Information provided
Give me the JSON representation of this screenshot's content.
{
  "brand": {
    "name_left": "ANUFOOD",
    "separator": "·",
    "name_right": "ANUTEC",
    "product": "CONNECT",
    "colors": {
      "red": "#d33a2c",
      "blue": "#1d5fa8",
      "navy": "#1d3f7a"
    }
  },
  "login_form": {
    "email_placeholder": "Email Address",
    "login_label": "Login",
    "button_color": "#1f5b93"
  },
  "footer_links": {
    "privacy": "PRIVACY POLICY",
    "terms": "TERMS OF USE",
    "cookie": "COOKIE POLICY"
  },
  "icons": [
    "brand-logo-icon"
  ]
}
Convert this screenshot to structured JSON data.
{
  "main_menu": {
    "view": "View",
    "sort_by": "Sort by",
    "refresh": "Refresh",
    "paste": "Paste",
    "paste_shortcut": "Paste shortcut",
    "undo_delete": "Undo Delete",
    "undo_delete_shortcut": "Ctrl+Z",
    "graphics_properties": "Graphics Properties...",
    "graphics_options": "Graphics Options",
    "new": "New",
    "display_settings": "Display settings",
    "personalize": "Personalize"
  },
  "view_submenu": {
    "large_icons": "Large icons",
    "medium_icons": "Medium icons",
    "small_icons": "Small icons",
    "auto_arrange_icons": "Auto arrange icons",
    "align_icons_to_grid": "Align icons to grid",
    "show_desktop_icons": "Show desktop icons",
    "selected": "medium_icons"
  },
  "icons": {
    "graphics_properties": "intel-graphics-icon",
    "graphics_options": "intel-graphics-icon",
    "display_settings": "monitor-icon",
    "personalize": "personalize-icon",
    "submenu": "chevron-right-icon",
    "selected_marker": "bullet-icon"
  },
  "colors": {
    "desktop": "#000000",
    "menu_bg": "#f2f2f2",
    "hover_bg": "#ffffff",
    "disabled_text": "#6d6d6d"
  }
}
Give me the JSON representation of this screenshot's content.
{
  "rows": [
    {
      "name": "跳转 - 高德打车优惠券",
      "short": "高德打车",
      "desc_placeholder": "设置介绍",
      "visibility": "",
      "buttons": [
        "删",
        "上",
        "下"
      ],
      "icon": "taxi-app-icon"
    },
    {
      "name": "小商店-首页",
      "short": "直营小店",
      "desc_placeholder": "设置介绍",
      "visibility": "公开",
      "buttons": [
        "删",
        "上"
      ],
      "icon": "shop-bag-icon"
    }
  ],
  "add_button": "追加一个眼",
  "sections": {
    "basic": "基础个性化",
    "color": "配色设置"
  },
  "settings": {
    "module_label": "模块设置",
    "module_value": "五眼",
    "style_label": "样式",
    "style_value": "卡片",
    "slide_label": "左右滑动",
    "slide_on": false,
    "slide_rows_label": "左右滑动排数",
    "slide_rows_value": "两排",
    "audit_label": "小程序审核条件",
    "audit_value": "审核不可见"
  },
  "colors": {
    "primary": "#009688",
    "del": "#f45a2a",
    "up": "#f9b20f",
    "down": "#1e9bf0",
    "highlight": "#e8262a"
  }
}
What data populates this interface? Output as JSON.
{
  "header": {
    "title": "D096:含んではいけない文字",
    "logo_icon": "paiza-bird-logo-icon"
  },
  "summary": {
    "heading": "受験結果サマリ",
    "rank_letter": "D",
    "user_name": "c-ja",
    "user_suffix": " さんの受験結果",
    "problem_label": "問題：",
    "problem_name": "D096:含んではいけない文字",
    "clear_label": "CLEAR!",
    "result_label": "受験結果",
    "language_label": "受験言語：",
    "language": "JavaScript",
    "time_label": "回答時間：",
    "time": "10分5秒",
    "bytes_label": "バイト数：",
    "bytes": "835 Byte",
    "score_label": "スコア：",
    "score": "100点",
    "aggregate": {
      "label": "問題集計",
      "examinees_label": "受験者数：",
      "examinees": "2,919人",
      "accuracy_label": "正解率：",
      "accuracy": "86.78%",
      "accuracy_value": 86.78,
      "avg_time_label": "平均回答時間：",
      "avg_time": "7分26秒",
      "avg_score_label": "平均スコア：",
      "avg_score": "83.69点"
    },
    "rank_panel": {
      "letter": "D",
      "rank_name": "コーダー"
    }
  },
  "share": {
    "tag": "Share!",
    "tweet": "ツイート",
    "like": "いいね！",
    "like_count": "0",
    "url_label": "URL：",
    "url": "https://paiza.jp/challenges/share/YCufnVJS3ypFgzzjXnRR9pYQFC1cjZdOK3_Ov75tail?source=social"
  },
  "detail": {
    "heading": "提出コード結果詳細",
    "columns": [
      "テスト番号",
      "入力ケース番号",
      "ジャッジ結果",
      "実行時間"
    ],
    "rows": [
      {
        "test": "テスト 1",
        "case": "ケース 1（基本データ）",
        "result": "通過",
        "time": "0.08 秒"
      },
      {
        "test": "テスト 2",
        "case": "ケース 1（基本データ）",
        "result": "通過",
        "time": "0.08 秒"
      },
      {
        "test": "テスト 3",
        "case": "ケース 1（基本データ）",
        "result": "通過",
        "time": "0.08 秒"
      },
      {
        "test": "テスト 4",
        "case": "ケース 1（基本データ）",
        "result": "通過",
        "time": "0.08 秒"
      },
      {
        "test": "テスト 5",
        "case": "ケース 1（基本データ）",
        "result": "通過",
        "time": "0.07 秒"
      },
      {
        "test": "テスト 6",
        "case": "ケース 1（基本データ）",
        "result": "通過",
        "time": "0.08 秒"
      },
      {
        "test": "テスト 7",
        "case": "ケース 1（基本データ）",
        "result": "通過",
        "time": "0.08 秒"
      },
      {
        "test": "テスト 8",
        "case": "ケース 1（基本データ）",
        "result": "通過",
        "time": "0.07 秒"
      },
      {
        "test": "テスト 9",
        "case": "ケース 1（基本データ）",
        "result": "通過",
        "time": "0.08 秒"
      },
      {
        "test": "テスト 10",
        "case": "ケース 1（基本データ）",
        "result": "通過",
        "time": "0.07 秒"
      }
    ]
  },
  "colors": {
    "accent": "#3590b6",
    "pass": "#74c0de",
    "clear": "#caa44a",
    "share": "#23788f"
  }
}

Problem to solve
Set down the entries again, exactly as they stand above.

Written response
Give me the JSON representation of this screenshot's content.
{
  "brand": {
    "name_left": "ANUFOOD",
    "separator": "·",
    "name_right": "ANUTEC",
    "product": "CONNECT",
    "colors": {
      "red": "#d33a2c",
      "blue": "#1d5fa8",
      "navy": "#1d3f7a"
    }
  },
  "login_form": {
    "email_placeholder": "Email Address",
    "login_label": "Login",
    "button_color": "#1f5b93"
  },
  "footer_links": {
    "privacy": "PRIVACY POLICY",
    "terms": "TERMS OF USE",
    "cookie": "COOKIE POLICY"
  },
  "icons": [
    "brand-logo-icon"
  ]
}
Convert this screenshot to structured JSON data.
{
  "main_menu": {
    "view": "View",
    "sort_by": "Sort by",
    "refresh": "Refresh",
    "paste": "Paste",
    "paste_shortcut": "Paste shortcut",
    "undo_delete": "Undo Delete",
    "undo_delete_shortcut": "Ctrl+Z",
    "graphics_properties": "Graphics Properties...",
    "graphics_options": "Graphics Options",
    "new": "New",
    "display_settings": "Display settings",
    "personalize": "Personalize"
  },
  "view_submenu": {
    "large_icons": "Large icons",
    "medium_icons": "Medium icons",
    "small_icons": "Small icons",
    "auto_arrange_icons": "Auto arrange icons",
    "align_icons_to_grid": "Align icons to grid",
    "show_desktop_icons": "Show desktop icons",
    "selected": "medium_icons"
  },
  "icons": {
    "graphics_properties": "intel-graphics-icon",
    "graphics_options": "intel-graphics-icon",
    "display_settings": "monitor-icon",
    "personalize": "personalize-icon",
    "submenu": "chevron-right-icon",
    "selected_marker": "bullet-icon"
  },
  "colors": {
    "desktop": "#000000",
    "menu_bg": "#f2f2f2",
    "hover_bg": "#ffffff",
    "disabled_text": "#6d6d6d"
  }
}
Give me the JSON representation of this screenshot's content.
{
  "rows": [
    {
      "name": "跳转 - 高德打车优惠券",
      "short": "高德打车",
      "desc_placeholder": "设置介绍",
      "visibility": "",
      "buttons": [
        "删",
        "上",
        "下"
      ],
      "icon": "taxi-app-icon"
    },
    {
      "name": "小商店-首页",
      "short": "直营小店",
      "desc_placeholder": "设置介绍",
      "visibility": "公开",
      "buttons": [
        "删",
        "上"
      ],
      "icon": "shop-bag-icon"
    }
  ],
  "add_button": "追加一个眼",
  "sections": {
    "basic": "基础个性化",
    "color": "配色设置"
  },
  "settings": {
    "module_label": "模块设置",
    "module_value": "五眼",
    "style_label": "样式",
    "style_value": "卡片",
    "slide_label": "左右滑动",
    "slide_on": false,
    "slide_rows_label": "左右滑动排数",
    "slide_rows_value": "两排",
    "audit_label": "小程序审核条件",
    "audit_value": "审核不可见"
  },
  "colors": {
    "primary": "#009688",
    "del": "#f45a2a",
    "up": "#f9b20f",
    "down": "#1e9bf0",
    "highlight": "#e8262a"
  }
}
What data populates this interface? Output as JSON.
{
  "header": {
    "title": "D096:含んではいけない文字",
    "logo_icon": "paiza-bird-logo-icon"
  },
  "summary": {
    "heading": "受験結果サマリ",
    "rank_letter": "D",
    "user_name": "c-ja",
    "user_suffix": " さんの受験結果",
    "problem_label": "問題：",
    "problem_name": "D096:含んではいけない文字",
    "clear_label": "CLEAR!",
    "result_label": "受験結果",
    "language_label": "受験言語：",
    "language": "JavaScript",
    "time_label": "回答時間：",
    "time": "10分5秒",
    "bytes_label": "バイト数：",
    "bytes": "835 Byte",
    "score_label": "スコア：",
    "score": "100点",
    "aggregate": {
      "label": "問題集計",
      "examinees_label": "受験者数：",
      "examinees": "2,919人",
      "accuracy_label": "正解率：",
      "accuracy": "86.78%",
      "accuracy_value": 86.78,
      "avg_time_label": "平均回答時間：",
      "avg_time": "7分26秒",
      "avg_score_label": "平均スコア：",
      "avg_score": "83.69点"
    },
    "rank_panel": {
      "letter": "D",
      "rank_name": "コーダー"
    }
  },
  "share": {
    "tag": "Share!",
    "tweet": "ツイート",
    "like": "いいね！",
    "like_count": "0",
    "url_label": "URL：",
    "url": "https://paiza.jp/challenges/share/YCufnVJS3ypFgzzjXnRR9pYQFC1cjZdOK3_Ov75tail?source=social"
  },
  "detail": {
    "heading": "提出コード結果詳細",
    "columns": [
      "テスト番号",
      "入力ケース番号",
      "ジャッジ結果",
      "実行時間"
    ],
    "rows": [
      {
        "test": "テスト 1",
        "case": "ケース 1（基本データ）",
        "result": "通過",
        "time": "0.08 秒"
      },
      {
        "test": "テスト 2",
        "case": "ケース 1（基本データ）",
        "result": "通過",
        "time": "0.08 秒"
      },
      {
        "test": "テスト 3",
        "case": "ケース 1（基本データ）",
        "result": "通過",
        "time": "0.08 秒"
      },
      {
        "test": "テスト 4",
        "case": "ケース 1（基本データ）",
        "result": "通過",
        "time": "0.08 秒"
      },
      {
        "test": "テスト 5",
        "case": "ケース 1（基本データ）",
        "result": "通過",
        "time": "0.07 秒"
      },
      {
        "test": "テスト 6",
        "case": "ケース 1（基本データ）",
        "result": "通過",
        "time": "0.08 秒"
      },
      {
        "test": "テスト 7",
        "case": "ケース 1（基本データ）",
        "result": "通過",
        "time": "0.08 秒"
      },
      {
        "test": "テスト 8",
        "case": "ケース 1（基本データ）",
        "result": "通過",
        "time": "0.07 秒"
      },
      {
        "test": "テスト 9",
        "case": "ケース 1（基本データ）",
        "result": "通過",
        "time": "0.08 秒"
      },
      {
        "test": "テスト 10",
        "case": "ケース 1（基本データ）",
        "result": "通過",
        "time": "0.07 秒"
      }
    ]
  },
  "colors": {
    "accent": "#3590b6",
    "pass": "#74c0de",
    "clear": "#caa44a",
    "share": "#23788f"
  }
}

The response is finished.